** What needs to be done **
Gather every line below where "Change" appears.

(Web page and app entries)
• • • • • • •
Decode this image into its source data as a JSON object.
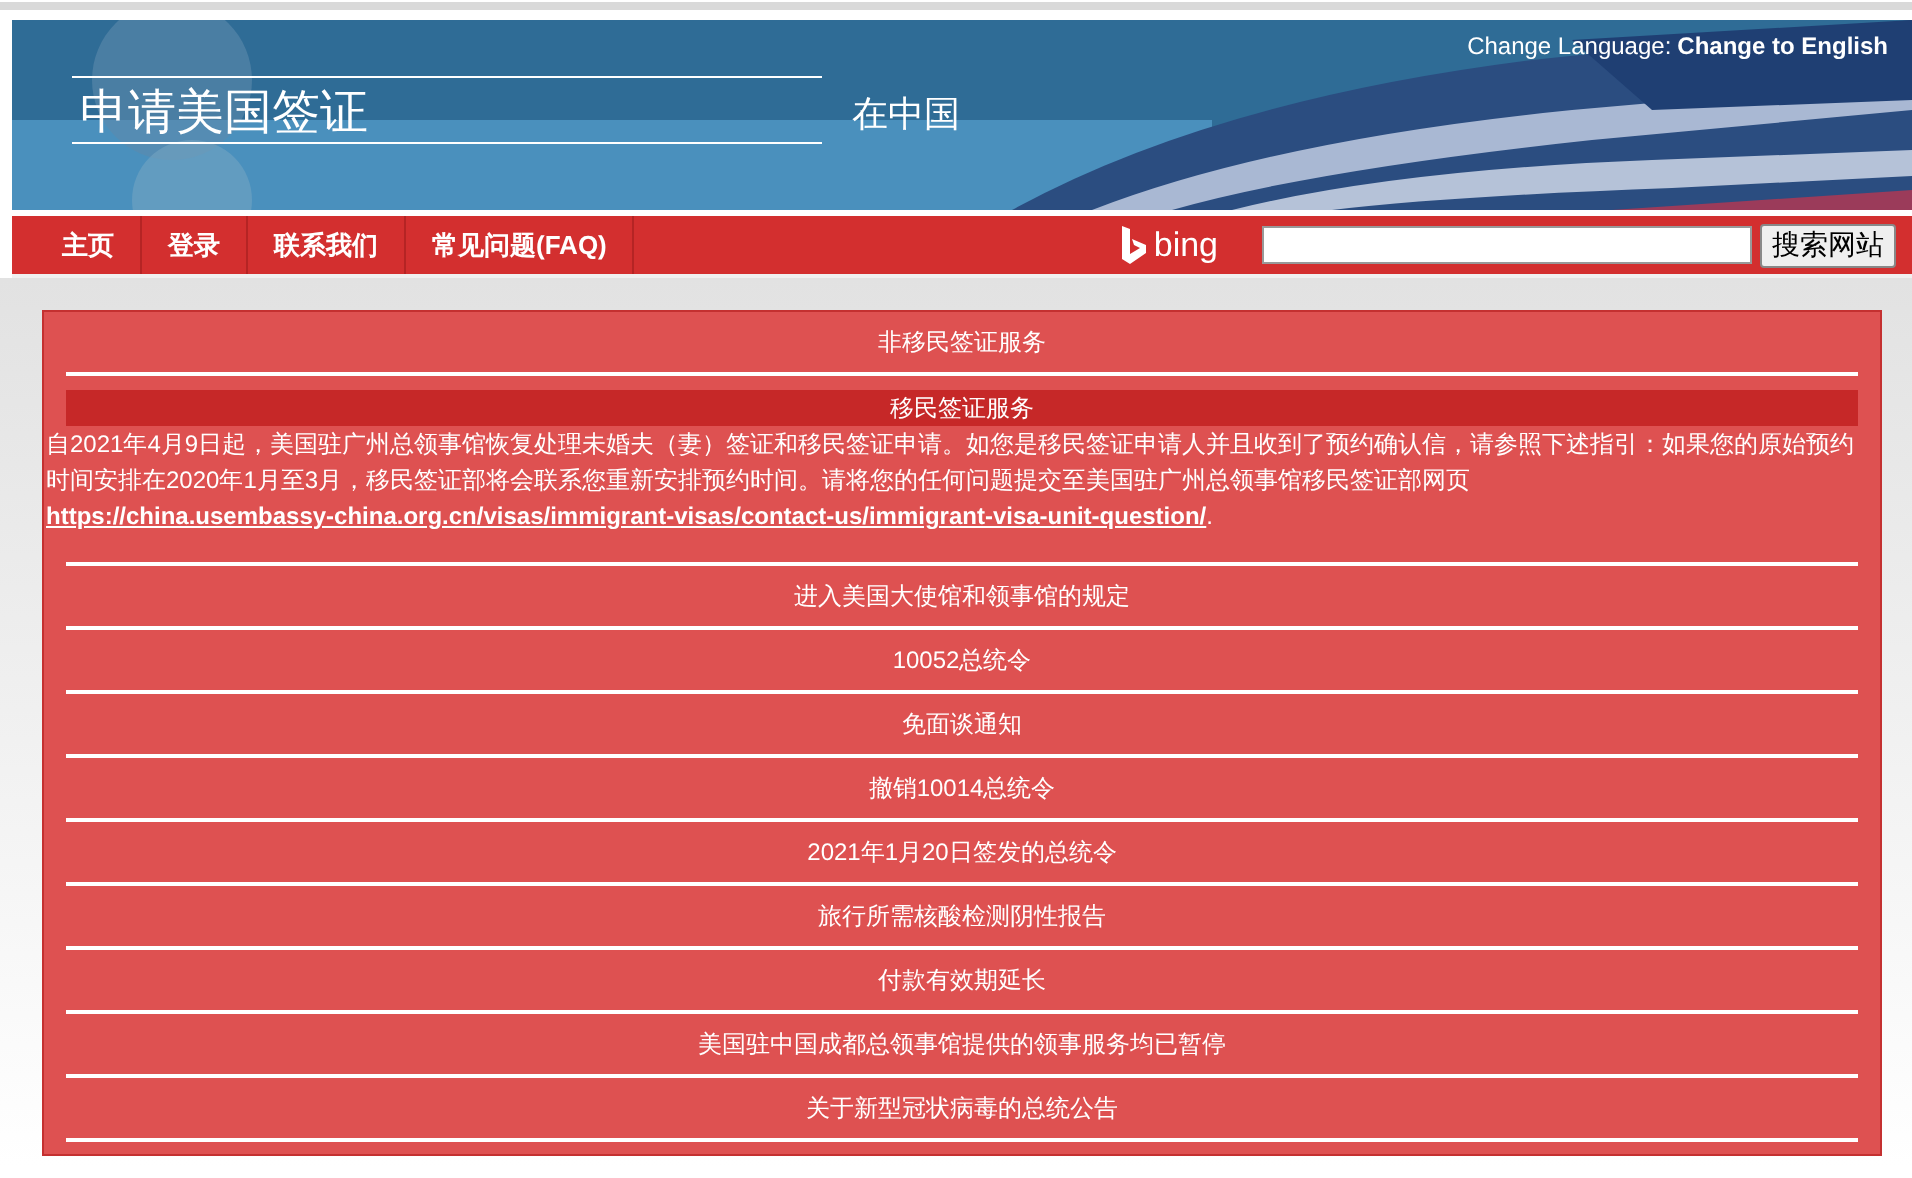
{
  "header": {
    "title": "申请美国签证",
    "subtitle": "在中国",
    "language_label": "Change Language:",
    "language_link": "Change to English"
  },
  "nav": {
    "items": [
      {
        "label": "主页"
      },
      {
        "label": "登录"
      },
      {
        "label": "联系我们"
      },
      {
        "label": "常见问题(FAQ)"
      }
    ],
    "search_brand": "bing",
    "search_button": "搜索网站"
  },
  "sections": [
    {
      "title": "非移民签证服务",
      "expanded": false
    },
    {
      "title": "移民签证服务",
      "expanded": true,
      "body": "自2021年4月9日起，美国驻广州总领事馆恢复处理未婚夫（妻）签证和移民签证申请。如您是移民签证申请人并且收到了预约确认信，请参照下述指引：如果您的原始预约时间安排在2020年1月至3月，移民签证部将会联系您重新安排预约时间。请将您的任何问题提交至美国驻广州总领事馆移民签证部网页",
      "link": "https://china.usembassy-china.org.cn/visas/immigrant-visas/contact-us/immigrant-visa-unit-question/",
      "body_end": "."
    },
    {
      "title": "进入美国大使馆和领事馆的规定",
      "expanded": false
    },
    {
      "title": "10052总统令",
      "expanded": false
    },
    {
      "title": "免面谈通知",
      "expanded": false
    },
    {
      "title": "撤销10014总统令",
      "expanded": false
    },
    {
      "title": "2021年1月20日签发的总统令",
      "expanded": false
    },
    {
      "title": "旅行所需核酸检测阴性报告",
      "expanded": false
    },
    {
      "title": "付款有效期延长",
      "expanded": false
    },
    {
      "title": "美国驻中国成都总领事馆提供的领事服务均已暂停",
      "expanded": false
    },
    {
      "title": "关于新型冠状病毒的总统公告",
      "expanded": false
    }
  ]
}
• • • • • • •
** Answer below **
    "language_label": "Change Language:",
    "language_link": "Change to English"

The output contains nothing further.